Please forward this error screen to sharedip-1601531623. The foreign exchange market, also known as the forex market, allows traders to profit from currency movements in real time. 5 trillion dollars are traded every day between various traders and financial institutions. Online forex trading has been available to individual traders since cfd traders 1990s.
The number of online brokers has risen sharply in recent years and choosing a broker has therefore become increasingly complicated. However, strong competition between brokers and dealers has significantly improved trading conditions as well as the services that are available to traders. Currently, it is possible to invest, with just one click, in all of the financial markets with a single trading platform. Thanks to the leverage which forex margin accounts provide, the initial capital required to open an account is not very high. On this site, you will find: articles to learn about forex trading, real time news, as well as free and personalised advice so that you can more effectively train yourself to become a forex trader. Forex trading and CFD trading can be extremely lucrative – but risky – since transactions can very quickly generate profits or losses. Only invest what you can afford to lose!

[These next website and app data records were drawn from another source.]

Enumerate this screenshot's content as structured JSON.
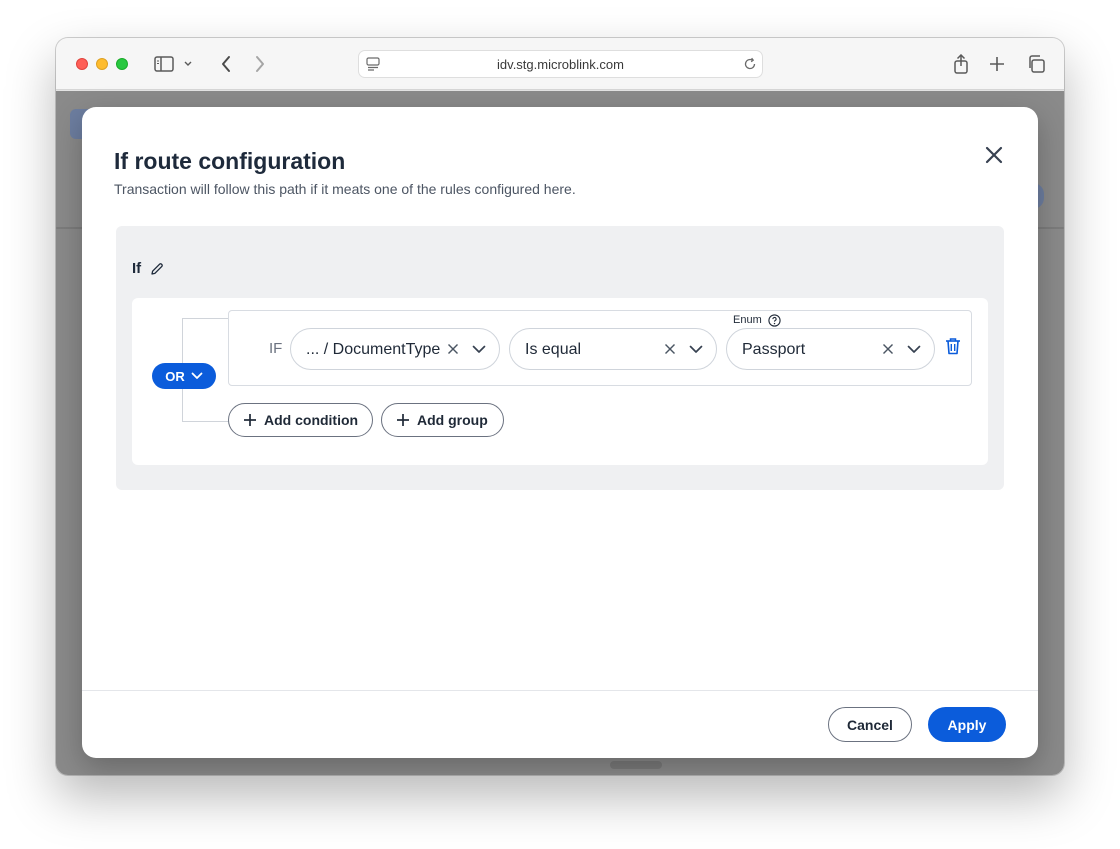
{
  "browser": {
    "url": "idv.stg.microblink.com",
    "icons": {
      "sidebar": "sidebar-icon",
      "back": "chevron-left-icon",
      "forward": "chevron-right-icon",
      "share": "share-icon",
      "new_tab": "plus-icon",
      "tabs": "tabs-overview-icon",
      "reload": "reload-icon"
    }
  },
  "modal": {
    "title": "If route configuration",
    "subtitle": "Transaction will follow this path if it meats one of the rules configured here.",
    "panel_label": "If",
    "operator": "OR",
    "condition": {
      "if_word": "IF",
      "field": "... / DocumentType",
      "comparator": "Is equal",
      "value_label": "Enum",
      "value": "Passport"
    },
    "add_condition_label": "Add condition",
    "add_group_label": "Add group",
    "cancel_label": "Cancel",
    "apply_label": "Apply"
  },
  "colors": {
    "accent": "#0b5cdb",
    "title_text": "#1e2a3b",
    "panel_bg": "#eff0f2"
  }
}
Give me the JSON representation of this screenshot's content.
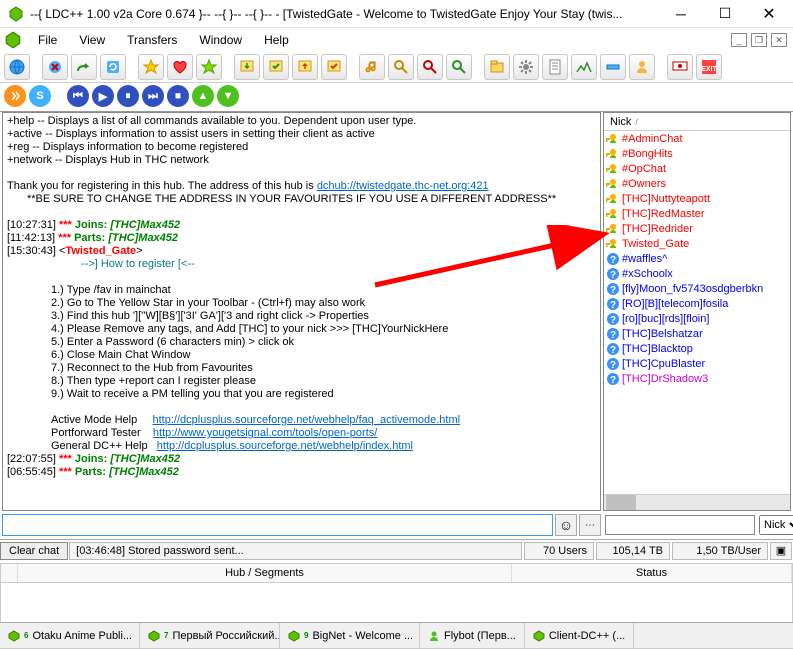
{
  "title": "--{ LDC++ 1.00 v2a Core 0.674 }--  --{  }--  --{         }-- - [TwistedGate - Welcome to TwistedGate Enjoy Your Stay (twis...",
  "menu": [
    "File",
    "View",
    "Transfers",
    "Window",
    "Help"
  ],
  "chat": {
    "l1": "+help          -- Displays a list of all commands available to you. Dependent upon user type.",
    "l2": "+active       -- Displays information to assist users in setting their client as active",
    "l3": "+reg          -- Displays information to become registered",
    "l4": "+network     -- Displays Hub in THC network",
    "l5_a": "Thank you for registering in this hub. The address of this hub is ",
    "l5_link": "dchub://twistedgate.thc-net.org:421",
    "l6": "**BE SURE TO CHANGE THE ADDRESS IN YOUR FAVOURITES IF YOU USE A DIFFERENT ADDRESS**",
    "e1_ts": "[10:27:31]",
    "e1_kind": "Joins:",
    "e1_nick": "[THC]Max452",
    "e2_ts": "[11:42:13]",
    "e2_kind": "Parts:",
    "e2_nick": "[THC]Max452",
    "e3_ts": "[15:30:43]",
    "e3_nick": "Twisted_Gate",
    "e3_sub": "-->] How to register [<--",
    "s1": "1.) Type /fav in mainchat",
    "s2": "2.) Go to The Yellow Star in your Toolbar - (Ctrl+f) may also work",
    "s3": "3.) Find this hub '][''W][B§']['3I' GA']['3 and right click -> Properties",
    "s4": "4.) Please Remove any tags, and Add  [THC]  to your nick  >>>  [THC]YourNickHere",
    "s5": "5.) Enter a Password (6 characters min) > click ok",
    "s6": "6.) Close Main Chat Window",
    "s7": "7.) Reconnect to the Hub from Favourites",
    "s8": "8.) Then type +report can I register please",
    "s9": "9.) Wait to receive a PM telling you that you are registered",
    "h1_label": "Active Mode Help",
    "h1_link": "http://dcplusplus.sourceforge.net/webhelp/faq_activemode.html",
    "h2_label": "Portforward Tester",
    "h2_link": "http://www.yougetsignal.com/tools/open-ports/",
    "h3_label": "General DC++ Help",
    "h3_link": "http://dcplusplus.sourceforge.net/webhelp/index.html",
    "e4_ts": "[22:07:55]",
    "e4_kind": "Joins:",
    "e4_nick": "[THC]Max452",
    "e5_ts": "[06:55:45]",
    "e5_kind": "Parts:",
    "e5_nick": "[THC]Max452"
  },
  "nick_header": "Nick",
  "users": [
    {
      "name": "#AdminChat",
      "color": "red",
      "icon": "key"
    },
    {
      "name": "#BongHits",
      "color": "red",
      "icon": "key"
    },
    {
      "name": "#OpChat",
      "color": "red",
      "icon": "key"
    },
    {
      "name": "#Owners",
      "color": "red",
      "icon": "key"
    },
    {
      "name": "[THC]Nuttyteapott",
      "color": "red",
      "icon": "key"
    },
    {
      "name": "[THC]RedMaster",
      "color": "red",
      "icon": "key"
    },
    {
      "name": "[THC]Redrider",
      "color": "red",
      "icon": "key"
    },
    {
      "name": "Twisted_Gate",
      "color": "red",
      "icon": "key"
    },
    {
      "name": "#waffles^",
      "color": "blue",
      "icon": "q"
    },
    {
      "name": "#xSchoolx",
      "color": "blue",
      "icon": "q"
    },
    {
      "name": "[fly]Moon_fv5743osdgberbkn",
      "color": "blue",
      "icon": "q"
    },
    {
      "name": "[RO][B][telecom]fosila",
      "color": "blue",
      "icon": "q"
    },
    {
      "name": "[ro][buc][rds][floin]",
      "color": "blue",
      "icon": "q"
    },
    {
      "name": "[THC]Belshatzar",
      "color": "blue",
      "icon": "q"
    },
    {
      "name": "[THC]Blacktop",
      "color": "blue",
      "icon": "q"
    },
    {
      "name": "[THC]CpuBlaster",
      "color": "blue",
      "icon": "q"
    },
    {
      "name": "[THC]DrShadow3",
      "color": "magenta",
      "icon": "q"
    }
  ],
  "controls": {
    "clear": "Clear chat",
    "stored": "[03:46:48] Stored password sent...",
    "users_count": "70 Users",
    "total": "105,14 TB",
    "per_user": "1,50 TB/User",
    "nick_filter": "Nick"
  },
  "cols": {
    "hub": "Hub / Segments",
    "status": "Status"
  },
  "tabs": [
    {
      "label": "Otaku Anime Publi...",
      "color": "#2faa2f"
    },
    {
      "label": "Первый Российский...",
      "color": "#2faa2f"
    },
    {
      "label": "BigNet - Welcome ...",
      "color": "#2faa2f"
    },
    {
      "label": "Flybot       (Перв...",
      "color": "#2faa2f",
      "user": true
    },
    {
      "label": "Client-DC++   (...",
      "color": "#2faa2f"
    }
  ]
}
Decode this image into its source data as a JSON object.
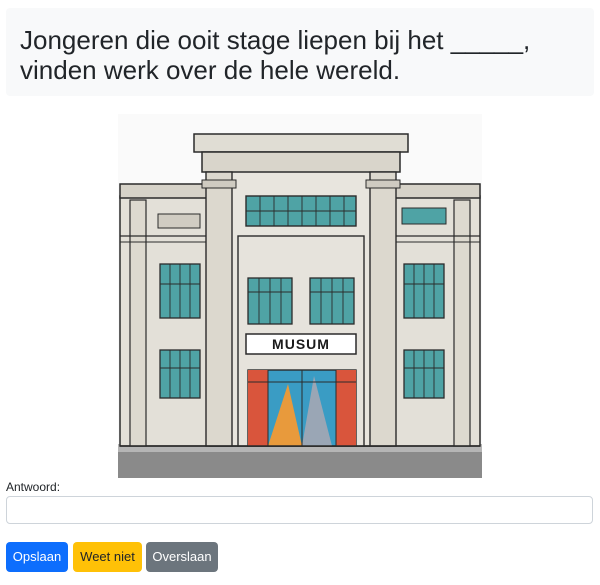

WarningCFD trading comes with a high risk of losing money, it is therefore not for all investors. Read our beginner’s guide to forex trading to learn the basics of forex trading. If you have any questions related to forex trading or this website, feel free to let us know by email or on our forex forum. Jump to navigation Jump to search “CFDs” redirects here. They are often used to speculate on markets. A CFD is a tool of leverage with its own potential profits and losses. It allows an investor to enter the global trading market without directly dealing with shares, indices, commodities or currency pairs.
CFDs were originally developed in the early 1990s in London as a type of equity swap that was traded on margin. They were initially used by hedge funds and institutional traders to cost-effectively hedge their exposure to stocks on the London Stock Exchange, mainly because they required only a small margin. Moreover, since no physical shares changed hands, it also avoided the stamp duty in the United Kingdom. In the late 1990s, CFDs were introduced to retail traders. They were popularized by a number of UK companies, characterized by innovative online trading platforms that made it easy to see live prices and trade in real time.
Around 2001, a number of the CFD providers realized that CFDs had the same economic effect as financial spread betting in the UK except that spread betting profits were exempt from Capital Gains Tax. Most CFD providers launched financial spread betting operations in parallel to their CFD offering. CFD providers then started to expand to overseas markets, starting with Australia in July 2002 by IG Markets and CMC Markets. CFDs have since been introduced into a number of other countries.
As a result, a small percentage of CFDs were traded through the Australian exchange during this period. The advantages and disadvantages of having an exchange traded CFD were similar for most financial products and meant reducing counterparty risk and increasing transparency but costs were higher. The disadvantages of the ASX exchange traded CFDs and lack of liquidity meant that most Australian traders opted for over-the-counter CFD providers. CFDs to avoid them being used in insider information cases. Clearnet in partnership with Cantor Fitzgerald, ING Bank and Commerzbank launched centrally cleared CFDs in line with the EU financial regulators’ stated aim of increasing the proportion of cleared OTC contracts. This requires generators to pay money back when wholesale electricity prices are higher than the strike price, and provides financial support when the wholesale electricity prices are lower. The main risk is market risk, as contract for difference trading is designed to pay the difference between the opening price and the closing price of the underlying asset.
CFDs are traded on margin, and the leveraging effect of this increases the risk significantly. If prices move against open CFD position additional variation margin is required to maintain the margin level. The CFD providers may call upon the party to deposit additional sums to cover this, and in fast moving markets this may be at short notice. Counterparty risk is associated with the financial stability or solvency of the counterparty to a contract. This section possibly contains original research.
There are a number of different financial instruments that have been used in the past to speculate on financial markets. These range from trading in physical shares either directly or via margin lending, to using derivatives such as futures, options or covered warrants. A number of brokers have been actively promoting CFDs as alternatives to all of these products. A number of people in the industry back the view that a third of all LSE volume is CFD related. Easy to create new instruments, not restricted to exchange definitions or jurisdictional boundaries, very wide selection of underlying instruments can be traded. Professionals prefer future contracts for indices and interest rate trading over CFDs as they are a mature product and are exchange traded.
The main advantages of CFDs, compared to futures, is that contract sizes are smaller making it more accessible for small trader and pricing is more transparent. Futures are often used by the CFD providers to hedge their own positions and many CFDs are written over futures as futures prices are easily obtainable. CFDs don’t have expiry dates so when a CFD is written over a futures contract the CFD contract has to deal with the futures contract expiry date. Options, like futures, are established products that are exchange traded, centrally cleared and used by professionals.